, NAIROBI, Kenya, Sept4 – The industrial Court on Tuesday extended orders suspending the ongoing teachers’ strike to Friday when a ruling is expected on the matter.
Justice Maureen Onyango declined to vacate orders obtained last Friday by the Teachers Service Commission (TSC) which challenged the strike.
The court will now decide whether the Kenya Union for Post Primary Education Teachers (KUPPET) and the Kenya National Union of Teachers (KNUT) are in contempt of court.
TSC had pleaded with the court not to lift the orders arguing that KNUT and KUPPET had deliberately flouted the court directive.
Lawyer Allan Sitima representing TSC told the court that KUPPET and KNUT were obliged to obey the court order.
“I urge the court to find that the respondents have no audience before this court until they have demonstrated obedience of the orders of this court,” he said.
The teachers’ employer was accused of using the courts to frustrate the union’s efforts to address the grievances of its members.
KUPPET stood its ground saying the strike was legal and protected within the provisions of the Labour Relations Act.
The union wanted the court to vacate orders suspending the strike saying all necessary steps were taken before the strike was initiated.

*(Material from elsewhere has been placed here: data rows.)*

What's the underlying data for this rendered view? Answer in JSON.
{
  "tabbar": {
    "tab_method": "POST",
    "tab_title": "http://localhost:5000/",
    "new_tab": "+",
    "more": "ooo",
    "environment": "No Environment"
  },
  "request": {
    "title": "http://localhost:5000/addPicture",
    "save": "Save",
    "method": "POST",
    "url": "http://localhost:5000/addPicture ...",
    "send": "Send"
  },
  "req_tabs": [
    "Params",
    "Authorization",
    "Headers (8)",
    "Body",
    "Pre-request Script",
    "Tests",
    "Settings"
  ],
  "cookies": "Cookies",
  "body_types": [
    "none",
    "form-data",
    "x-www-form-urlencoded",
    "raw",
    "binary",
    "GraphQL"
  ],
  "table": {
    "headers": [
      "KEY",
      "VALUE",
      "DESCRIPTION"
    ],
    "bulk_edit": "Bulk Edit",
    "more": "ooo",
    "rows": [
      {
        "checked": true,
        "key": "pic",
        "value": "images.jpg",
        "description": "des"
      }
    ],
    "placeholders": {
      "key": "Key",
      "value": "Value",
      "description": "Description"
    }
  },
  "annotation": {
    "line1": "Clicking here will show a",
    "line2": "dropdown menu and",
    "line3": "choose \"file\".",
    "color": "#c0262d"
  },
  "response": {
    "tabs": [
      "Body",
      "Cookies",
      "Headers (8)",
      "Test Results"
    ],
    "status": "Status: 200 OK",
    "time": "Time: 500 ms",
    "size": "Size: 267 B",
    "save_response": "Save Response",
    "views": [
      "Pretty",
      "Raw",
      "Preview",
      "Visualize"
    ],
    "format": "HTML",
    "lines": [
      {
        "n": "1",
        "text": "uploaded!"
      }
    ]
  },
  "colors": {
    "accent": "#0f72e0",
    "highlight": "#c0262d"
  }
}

On Tuesday – day two of the strike – KNUT stood firm maintaining that its members will not go back to class unless their grievances are addressed.
Despite the court order suspending the strike being pinned on the door of the KNUT headquarters in capital, officials stayed away converging in a hotel insisting they were yet to be served.
KUPPET is expected to start its strike on Wednesday morning.
On Monday, Education Minister Mutula Kilonzo ordered striking teachers to resume duty and warned that pay will be cut for the days they miss work.
“We are going to solve this as quickly as possible, failure to which the TSC will take disciplinary action as I have been informed this (Monday) afternoon, including freezing of salaries to those who have gone on strike, for the period they have not worked,” he warned.
The minister however acknowledged that teachers had legitimate grievances, although he pleaded with them to comply with the court order blocking the strike.